[Records excerpted from a collection]
_ _ _

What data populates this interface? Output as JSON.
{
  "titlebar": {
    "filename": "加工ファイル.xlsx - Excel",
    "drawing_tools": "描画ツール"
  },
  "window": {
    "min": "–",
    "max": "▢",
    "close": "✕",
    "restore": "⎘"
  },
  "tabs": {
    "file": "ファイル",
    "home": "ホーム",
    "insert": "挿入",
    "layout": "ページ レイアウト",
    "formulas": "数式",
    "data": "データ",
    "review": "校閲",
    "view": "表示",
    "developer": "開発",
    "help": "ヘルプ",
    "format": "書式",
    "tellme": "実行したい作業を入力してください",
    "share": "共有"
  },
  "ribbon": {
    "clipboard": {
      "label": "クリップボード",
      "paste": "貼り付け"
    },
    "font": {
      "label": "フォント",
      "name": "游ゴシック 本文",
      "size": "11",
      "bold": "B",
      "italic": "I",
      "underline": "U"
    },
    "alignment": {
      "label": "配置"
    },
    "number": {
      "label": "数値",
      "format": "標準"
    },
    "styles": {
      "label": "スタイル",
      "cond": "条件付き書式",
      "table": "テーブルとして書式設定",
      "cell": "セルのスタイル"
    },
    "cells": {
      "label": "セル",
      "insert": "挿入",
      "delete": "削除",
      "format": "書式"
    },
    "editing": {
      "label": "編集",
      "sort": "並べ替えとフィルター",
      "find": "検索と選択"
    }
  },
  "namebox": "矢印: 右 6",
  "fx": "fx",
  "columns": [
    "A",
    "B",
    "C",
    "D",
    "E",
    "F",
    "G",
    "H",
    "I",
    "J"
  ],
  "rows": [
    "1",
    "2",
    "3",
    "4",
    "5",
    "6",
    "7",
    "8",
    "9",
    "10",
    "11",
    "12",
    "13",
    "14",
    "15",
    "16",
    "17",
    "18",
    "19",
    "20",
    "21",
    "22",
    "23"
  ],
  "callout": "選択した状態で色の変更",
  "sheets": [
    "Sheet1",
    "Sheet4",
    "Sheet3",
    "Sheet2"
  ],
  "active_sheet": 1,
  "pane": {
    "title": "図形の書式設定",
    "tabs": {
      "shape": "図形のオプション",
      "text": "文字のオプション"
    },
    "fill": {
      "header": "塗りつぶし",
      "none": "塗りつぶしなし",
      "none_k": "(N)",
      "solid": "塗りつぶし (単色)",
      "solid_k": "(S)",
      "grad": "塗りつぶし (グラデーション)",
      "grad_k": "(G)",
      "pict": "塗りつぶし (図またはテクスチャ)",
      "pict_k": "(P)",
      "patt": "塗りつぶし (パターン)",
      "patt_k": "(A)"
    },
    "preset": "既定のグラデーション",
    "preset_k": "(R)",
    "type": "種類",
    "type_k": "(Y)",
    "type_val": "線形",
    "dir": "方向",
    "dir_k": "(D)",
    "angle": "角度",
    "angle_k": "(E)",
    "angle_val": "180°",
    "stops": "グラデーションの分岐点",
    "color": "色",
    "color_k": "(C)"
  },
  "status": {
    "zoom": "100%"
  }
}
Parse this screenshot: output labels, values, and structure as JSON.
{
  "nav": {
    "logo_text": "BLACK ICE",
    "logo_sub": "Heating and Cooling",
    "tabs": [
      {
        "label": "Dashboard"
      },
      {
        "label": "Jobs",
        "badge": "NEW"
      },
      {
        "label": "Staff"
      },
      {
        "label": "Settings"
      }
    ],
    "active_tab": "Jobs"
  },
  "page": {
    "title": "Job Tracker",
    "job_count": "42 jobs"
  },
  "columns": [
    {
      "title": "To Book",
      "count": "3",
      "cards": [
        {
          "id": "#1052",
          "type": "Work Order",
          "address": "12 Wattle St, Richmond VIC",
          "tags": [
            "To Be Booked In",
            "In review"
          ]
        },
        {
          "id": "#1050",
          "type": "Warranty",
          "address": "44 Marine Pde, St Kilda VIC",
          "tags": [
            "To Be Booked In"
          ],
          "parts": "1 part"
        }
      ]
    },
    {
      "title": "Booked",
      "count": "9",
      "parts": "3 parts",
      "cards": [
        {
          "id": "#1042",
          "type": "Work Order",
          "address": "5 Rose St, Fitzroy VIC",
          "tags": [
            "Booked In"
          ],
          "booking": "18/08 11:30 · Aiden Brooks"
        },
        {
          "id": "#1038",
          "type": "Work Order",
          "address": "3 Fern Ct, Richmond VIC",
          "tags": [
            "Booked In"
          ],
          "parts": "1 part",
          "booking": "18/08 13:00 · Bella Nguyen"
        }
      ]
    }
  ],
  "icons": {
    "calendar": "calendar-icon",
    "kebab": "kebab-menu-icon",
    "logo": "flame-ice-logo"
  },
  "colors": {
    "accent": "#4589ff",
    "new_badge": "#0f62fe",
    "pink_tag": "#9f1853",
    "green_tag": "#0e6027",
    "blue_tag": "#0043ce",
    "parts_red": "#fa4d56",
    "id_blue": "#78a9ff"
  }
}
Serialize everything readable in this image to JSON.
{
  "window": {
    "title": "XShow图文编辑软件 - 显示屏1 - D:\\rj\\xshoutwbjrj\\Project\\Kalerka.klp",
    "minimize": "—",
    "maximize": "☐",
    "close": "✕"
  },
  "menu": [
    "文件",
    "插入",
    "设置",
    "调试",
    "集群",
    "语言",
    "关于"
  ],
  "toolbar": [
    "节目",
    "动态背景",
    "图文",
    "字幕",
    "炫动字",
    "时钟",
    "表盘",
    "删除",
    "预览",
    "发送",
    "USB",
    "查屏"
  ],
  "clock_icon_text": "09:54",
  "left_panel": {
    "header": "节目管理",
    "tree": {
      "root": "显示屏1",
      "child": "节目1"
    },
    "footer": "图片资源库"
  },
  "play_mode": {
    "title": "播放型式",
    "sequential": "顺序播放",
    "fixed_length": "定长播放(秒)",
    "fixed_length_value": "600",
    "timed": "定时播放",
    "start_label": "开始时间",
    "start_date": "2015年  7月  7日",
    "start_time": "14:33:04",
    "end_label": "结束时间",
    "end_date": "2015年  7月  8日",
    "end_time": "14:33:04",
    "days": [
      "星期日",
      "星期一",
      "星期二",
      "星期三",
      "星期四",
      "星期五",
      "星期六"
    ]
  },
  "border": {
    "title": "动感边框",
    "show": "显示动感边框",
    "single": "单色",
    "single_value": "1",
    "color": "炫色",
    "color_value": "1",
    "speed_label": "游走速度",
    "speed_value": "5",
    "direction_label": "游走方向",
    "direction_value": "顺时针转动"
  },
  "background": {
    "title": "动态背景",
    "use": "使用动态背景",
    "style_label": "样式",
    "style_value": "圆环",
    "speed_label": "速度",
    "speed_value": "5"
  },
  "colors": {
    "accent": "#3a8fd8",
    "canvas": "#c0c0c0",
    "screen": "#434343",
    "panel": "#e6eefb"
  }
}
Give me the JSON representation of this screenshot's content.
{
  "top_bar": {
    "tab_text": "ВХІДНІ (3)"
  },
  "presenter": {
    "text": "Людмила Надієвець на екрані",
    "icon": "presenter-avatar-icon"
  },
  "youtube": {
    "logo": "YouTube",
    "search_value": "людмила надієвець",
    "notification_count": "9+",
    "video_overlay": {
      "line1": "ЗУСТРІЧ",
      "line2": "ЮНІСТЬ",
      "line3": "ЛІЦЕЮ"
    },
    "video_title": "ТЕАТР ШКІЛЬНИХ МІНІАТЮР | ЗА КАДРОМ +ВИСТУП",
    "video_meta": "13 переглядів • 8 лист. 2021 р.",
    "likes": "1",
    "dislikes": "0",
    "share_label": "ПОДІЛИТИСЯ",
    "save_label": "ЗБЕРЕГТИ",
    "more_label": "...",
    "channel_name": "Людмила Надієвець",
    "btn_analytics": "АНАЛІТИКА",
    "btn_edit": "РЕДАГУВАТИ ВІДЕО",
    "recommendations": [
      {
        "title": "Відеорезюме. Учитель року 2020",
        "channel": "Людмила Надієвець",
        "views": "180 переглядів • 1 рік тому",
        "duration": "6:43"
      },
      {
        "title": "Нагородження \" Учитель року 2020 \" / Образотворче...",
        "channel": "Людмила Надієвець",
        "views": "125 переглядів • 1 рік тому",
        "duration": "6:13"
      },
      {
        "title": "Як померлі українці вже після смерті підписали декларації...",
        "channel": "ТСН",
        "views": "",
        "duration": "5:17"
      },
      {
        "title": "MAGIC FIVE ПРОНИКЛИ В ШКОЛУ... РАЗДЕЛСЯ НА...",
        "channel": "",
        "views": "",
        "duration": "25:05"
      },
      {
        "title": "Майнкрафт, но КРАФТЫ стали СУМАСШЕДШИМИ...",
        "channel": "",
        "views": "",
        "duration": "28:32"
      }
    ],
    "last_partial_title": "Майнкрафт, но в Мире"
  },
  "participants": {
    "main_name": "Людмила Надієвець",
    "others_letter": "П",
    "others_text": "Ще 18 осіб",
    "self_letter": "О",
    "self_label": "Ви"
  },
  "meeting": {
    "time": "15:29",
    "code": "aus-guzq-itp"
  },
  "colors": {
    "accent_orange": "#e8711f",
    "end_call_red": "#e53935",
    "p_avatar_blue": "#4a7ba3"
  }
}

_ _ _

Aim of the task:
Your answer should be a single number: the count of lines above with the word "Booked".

Finished task:
5